Putting a guitar together is a very complex job. It requires skill, patience and a lot of time.
This is why the best acoustic guitars are very expensive. Sure, you can have a guitar to call your own for less than $100, but you can bet your stiff and sore fingers that the purchase is going to end in disappointment.
Acoustic guitars come in different sizes and shapes. But even those that look identical can be different, because building a guitar requires exact measurements.
One guitar can differ from another by a matter of millimeters. If you want to understand acoustic guitars better, you must also have a grasp of the art and science behind their creation.
Here we discuss some of the considerations luthiers (guitar makers) take when they make acoustic guitars.
Dimensions and Measurement
When deciding on a guitar’s dimensions, a luthier thinks about the volume and tone output, plus the playability of the instrument. These dimensions cover the upper and lower bout, the depth of the body, the waist and the length of the entire instrument.
In order to establish the intonation, volume and playability, guitar makers focus on the lower bout width, which commonly ranges from 14” to 17”.
The Auditorium, the Grand Concert, the OM and the 000 guitars’ lower bouts measure between 14” and 15”. These guitars are usually the preference of recording artists.
The brightness of the sound of models in the 14” range is preferred by singer-songwriters and folk artists, while the boom of the bass of guitars in the 15” range is more favored by artists who do solos that require finger style playing.
Dreadnought guitars, which are in the 16” range, are widely used for bluegrass flatpicking. This is because dreadnoughts can play on the lower registers without distorting the sound, thanks to their heavy bass response.
Guitars that are in the 17” range are the jumbo guitars. They are most commonly used for acoustic blues – which require a powerful tone and a deep and heavy bass.
The Length of the Scale
This refers to the strings’ speaking length, which is also known as the distance from the saddle to the nut’s leading edge.
There is no need to go into the specifics of this; you just have to know that the shorter the distance or the scale length, the lower the tension there is on the string.
Blues players need lower tension or a short scale, because decreased tension allows the guitar player to easily bend the strings.
However, short scale is not advisable for guitar players that do not require a lot of bends, especially because fretted strings can cause the instrument to be out of tune.
On the other hand, increased tension is responsible for clearer and more focused tone projection. However, long scale can make fretting more difficult, especially for beginner guitar players.
The Spacing of the String
Spaces between the strings need to be carefully measured, in order for the guitar to sound right.
Spacing the strings is done through the nut. Experienced luthiers know that they should measure the spaces individually, taking into consideration the varying diameters of the strings (bass strings are thicker).
It must be noted that the spacing at the nut is different from the saddle spacing, due to the fact that most fingerboards have a tapered shape.

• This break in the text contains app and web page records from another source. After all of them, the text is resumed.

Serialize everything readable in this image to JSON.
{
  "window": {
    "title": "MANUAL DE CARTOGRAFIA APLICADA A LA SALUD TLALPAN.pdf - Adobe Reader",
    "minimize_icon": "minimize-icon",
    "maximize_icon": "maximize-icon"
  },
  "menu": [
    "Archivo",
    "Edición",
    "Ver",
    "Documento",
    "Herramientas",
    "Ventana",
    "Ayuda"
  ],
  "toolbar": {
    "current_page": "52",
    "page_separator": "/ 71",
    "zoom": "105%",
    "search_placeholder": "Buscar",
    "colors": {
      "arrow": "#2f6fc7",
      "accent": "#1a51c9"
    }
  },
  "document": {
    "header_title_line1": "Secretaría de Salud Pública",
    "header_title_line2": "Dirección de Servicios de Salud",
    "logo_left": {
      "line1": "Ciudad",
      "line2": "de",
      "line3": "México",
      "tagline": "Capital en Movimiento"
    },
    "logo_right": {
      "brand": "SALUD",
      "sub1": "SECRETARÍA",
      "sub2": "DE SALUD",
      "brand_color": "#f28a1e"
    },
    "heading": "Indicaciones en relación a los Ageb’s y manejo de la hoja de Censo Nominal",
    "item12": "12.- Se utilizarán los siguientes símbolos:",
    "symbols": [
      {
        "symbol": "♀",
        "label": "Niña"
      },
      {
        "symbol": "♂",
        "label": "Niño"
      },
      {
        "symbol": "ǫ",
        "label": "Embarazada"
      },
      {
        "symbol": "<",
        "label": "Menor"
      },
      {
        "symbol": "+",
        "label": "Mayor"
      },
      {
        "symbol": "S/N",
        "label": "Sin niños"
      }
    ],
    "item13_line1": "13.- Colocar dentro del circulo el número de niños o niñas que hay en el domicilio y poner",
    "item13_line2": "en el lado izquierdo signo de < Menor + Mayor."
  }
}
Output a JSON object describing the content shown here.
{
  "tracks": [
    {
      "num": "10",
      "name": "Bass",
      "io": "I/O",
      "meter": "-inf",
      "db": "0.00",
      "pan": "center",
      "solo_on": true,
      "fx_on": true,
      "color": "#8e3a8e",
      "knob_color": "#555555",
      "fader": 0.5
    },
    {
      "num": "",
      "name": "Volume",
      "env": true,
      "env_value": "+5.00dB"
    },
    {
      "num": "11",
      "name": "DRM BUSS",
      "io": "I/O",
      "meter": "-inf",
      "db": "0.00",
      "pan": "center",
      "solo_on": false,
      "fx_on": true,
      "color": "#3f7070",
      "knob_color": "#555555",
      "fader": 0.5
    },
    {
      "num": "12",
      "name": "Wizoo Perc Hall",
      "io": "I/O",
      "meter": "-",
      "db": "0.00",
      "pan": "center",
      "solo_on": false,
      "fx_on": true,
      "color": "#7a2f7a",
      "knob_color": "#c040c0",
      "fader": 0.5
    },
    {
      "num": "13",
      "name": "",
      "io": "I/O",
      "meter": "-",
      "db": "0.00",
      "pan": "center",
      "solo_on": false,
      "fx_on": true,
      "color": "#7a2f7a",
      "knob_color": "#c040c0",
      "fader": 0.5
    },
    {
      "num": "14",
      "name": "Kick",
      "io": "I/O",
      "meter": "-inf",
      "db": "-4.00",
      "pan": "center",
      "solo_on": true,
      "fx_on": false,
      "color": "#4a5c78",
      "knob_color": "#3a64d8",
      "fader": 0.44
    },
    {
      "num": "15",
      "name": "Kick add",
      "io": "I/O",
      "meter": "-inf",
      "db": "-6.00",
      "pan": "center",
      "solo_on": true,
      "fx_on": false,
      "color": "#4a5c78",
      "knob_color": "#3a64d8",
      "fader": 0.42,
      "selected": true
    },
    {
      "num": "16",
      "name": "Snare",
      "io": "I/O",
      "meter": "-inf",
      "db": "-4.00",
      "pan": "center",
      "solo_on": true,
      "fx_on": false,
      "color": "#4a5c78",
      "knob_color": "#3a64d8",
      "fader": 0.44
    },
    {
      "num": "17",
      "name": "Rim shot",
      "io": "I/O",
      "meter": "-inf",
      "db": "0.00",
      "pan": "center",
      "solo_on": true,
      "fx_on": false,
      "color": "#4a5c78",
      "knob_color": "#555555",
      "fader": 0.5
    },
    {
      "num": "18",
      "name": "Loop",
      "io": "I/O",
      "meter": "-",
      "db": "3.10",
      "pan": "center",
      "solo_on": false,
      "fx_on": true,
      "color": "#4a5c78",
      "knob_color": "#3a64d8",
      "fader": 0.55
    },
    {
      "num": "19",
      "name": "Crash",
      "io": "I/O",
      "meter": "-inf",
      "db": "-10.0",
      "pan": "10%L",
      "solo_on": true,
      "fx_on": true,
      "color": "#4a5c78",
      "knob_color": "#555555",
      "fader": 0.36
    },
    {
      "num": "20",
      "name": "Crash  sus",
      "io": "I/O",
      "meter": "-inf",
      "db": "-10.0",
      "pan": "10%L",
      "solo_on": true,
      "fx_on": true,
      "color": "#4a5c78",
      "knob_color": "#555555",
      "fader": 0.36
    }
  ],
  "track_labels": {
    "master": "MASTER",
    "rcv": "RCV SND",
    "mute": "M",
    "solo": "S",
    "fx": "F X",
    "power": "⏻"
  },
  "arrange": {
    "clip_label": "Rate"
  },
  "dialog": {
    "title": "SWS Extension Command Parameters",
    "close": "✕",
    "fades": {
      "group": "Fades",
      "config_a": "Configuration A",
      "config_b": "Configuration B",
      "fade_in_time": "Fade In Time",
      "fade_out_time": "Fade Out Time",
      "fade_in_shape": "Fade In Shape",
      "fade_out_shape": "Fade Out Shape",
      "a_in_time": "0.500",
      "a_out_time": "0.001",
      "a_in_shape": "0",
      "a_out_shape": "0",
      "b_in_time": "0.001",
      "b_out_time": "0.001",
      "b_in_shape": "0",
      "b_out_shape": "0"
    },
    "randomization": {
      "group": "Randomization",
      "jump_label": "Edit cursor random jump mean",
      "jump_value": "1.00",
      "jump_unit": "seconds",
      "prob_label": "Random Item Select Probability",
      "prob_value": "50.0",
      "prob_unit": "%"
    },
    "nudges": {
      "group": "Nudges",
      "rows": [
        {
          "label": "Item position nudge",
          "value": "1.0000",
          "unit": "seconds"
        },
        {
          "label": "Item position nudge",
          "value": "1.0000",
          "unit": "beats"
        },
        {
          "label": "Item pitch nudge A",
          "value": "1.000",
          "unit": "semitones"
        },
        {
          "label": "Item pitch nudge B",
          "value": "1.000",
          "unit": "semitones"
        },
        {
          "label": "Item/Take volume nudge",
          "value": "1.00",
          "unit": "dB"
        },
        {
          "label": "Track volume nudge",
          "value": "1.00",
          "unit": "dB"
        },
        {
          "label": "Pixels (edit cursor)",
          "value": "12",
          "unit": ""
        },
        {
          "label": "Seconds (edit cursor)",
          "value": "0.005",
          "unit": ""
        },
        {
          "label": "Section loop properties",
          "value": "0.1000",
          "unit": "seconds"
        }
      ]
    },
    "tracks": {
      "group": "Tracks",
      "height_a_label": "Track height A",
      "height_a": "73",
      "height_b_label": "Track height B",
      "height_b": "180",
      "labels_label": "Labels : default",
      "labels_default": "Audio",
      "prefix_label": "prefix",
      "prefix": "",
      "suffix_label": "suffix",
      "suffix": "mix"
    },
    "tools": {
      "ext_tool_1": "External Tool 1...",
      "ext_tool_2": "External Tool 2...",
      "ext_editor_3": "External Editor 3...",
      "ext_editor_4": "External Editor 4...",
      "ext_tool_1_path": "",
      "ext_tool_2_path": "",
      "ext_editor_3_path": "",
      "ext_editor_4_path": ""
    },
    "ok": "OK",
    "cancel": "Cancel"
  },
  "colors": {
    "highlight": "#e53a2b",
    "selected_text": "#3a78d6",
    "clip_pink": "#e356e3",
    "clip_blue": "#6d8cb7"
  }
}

Good luthiers make sure that the tapering of the fingerboard, the width of the fret board and the spacing of the strings at the nut are based on the kind of sound the guitar player prefers.
The Radius of the Fingerboard
Is the fret board flat or curved? The radius of the fret board determines this.
Generally, classical guitars have flat fingerboards, while steel-stringed guitars have curved ones that range from 7.25” to 20”. The curvature of the fret board is not really dependent on anything, except the user’s preference.
The Profile of the Neck
The neck can make or break the feel of the guitar, and can greatly affect the comfort of the player, so luthiers pay great attention to the depth, taper and width of the neck. There are three common neck profiles:
- The C Neck. This neck profile is smoother, more curved and fits easily in smaller hands.
- The D Neck. This neck profile is thicker and fits larger hands better.
- The V Neck. This is two flat edges put together to form a V, with the point where they meet touching the palm.
The ideal neck is a combination of all these profiles, falling in between – this ensures better grip and greater comfort for the player.
Luthiers also make decisions regarding the height and width of the fretwire. These dimensions can affect the longevity of the guitar and ease of playing, especially for players who like doing fast licks.
The Neck Wood
It may seem thin, but the neck bears a lot of tension from the length of the scale and the gauge of the string. Therefore, the wood used for the neck must be strong. If this were the only consideration, then oak or maple could be used for the neck.
But strength is not the only consideration; luthiers are also looking for low weight. Oak is heavy, so it is not ideal. Maple, on the other hand, is not ideal because of its density.
The most commonly used type of wood is mahogany because of its strength and weight and its ability to cope with environmental changes. Other types include rosewood, walnut, sapele and cherry.
The Soundboard Wood
This is the focal point of the guitar, because this is the part that serves as the speaker. Therefore, the wood used must be resonant, as well as lightweight and flexible.
It must also have the proper thickness – which is also dependent on the kind of wood being used. The most common types of wood used for the soundboard include spruce, cedar and redwood, among others.
These are just some of the design and dimension considerations luthiers look at when making an acoustic guitar.
Next time you pick up your guitar, or buy a guitar, you will be able to understand more why the guitar sounds and feels the way it does.